» **Assignment**: The string "count" may appear on lines of the entries below; report how many such lines there are, and only that.

» **Source material**:
_____

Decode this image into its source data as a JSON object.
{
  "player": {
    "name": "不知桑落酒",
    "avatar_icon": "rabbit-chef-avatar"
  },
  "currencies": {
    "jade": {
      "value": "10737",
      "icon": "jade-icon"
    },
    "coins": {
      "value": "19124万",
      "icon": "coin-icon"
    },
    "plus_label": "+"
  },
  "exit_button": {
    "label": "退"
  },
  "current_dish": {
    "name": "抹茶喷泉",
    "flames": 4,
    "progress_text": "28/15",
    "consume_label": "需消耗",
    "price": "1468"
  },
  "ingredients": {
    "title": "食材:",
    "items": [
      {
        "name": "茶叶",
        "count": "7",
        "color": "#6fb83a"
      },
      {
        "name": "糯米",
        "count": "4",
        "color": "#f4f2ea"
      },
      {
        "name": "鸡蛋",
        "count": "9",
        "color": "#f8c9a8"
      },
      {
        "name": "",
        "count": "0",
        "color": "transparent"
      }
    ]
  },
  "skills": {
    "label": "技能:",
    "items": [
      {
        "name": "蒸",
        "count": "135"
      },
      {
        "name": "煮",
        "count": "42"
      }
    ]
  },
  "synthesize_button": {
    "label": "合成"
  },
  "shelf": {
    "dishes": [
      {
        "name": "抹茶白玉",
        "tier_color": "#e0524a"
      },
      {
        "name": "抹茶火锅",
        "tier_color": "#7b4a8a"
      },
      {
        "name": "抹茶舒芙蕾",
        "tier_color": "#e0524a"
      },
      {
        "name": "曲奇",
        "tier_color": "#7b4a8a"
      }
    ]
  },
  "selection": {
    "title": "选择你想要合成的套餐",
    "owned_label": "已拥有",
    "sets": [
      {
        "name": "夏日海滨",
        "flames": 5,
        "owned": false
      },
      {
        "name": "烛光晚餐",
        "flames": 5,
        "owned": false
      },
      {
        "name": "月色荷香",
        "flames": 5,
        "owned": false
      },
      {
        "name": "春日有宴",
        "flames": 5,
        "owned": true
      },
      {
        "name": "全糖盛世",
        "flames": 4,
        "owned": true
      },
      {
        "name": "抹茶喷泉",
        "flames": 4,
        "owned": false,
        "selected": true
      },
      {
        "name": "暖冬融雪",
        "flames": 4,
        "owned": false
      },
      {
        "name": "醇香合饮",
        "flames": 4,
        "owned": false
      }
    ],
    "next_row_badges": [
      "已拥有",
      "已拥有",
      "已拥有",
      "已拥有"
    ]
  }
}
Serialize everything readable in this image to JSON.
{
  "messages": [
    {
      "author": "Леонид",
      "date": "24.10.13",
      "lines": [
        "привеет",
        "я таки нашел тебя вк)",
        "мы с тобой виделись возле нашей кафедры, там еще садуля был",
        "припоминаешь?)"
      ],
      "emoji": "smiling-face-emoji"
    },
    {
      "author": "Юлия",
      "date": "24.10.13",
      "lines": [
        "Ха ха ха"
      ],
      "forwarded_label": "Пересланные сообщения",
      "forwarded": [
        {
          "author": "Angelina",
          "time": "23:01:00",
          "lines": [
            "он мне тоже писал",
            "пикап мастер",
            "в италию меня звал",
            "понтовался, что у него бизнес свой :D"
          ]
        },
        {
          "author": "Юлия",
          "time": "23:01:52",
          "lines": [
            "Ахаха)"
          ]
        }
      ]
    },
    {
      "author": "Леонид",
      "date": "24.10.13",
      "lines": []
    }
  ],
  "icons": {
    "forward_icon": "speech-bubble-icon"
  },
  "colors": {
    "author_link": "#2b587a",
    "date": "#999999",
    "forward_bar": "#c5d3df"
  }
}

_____

» **Result for this exercise**: 6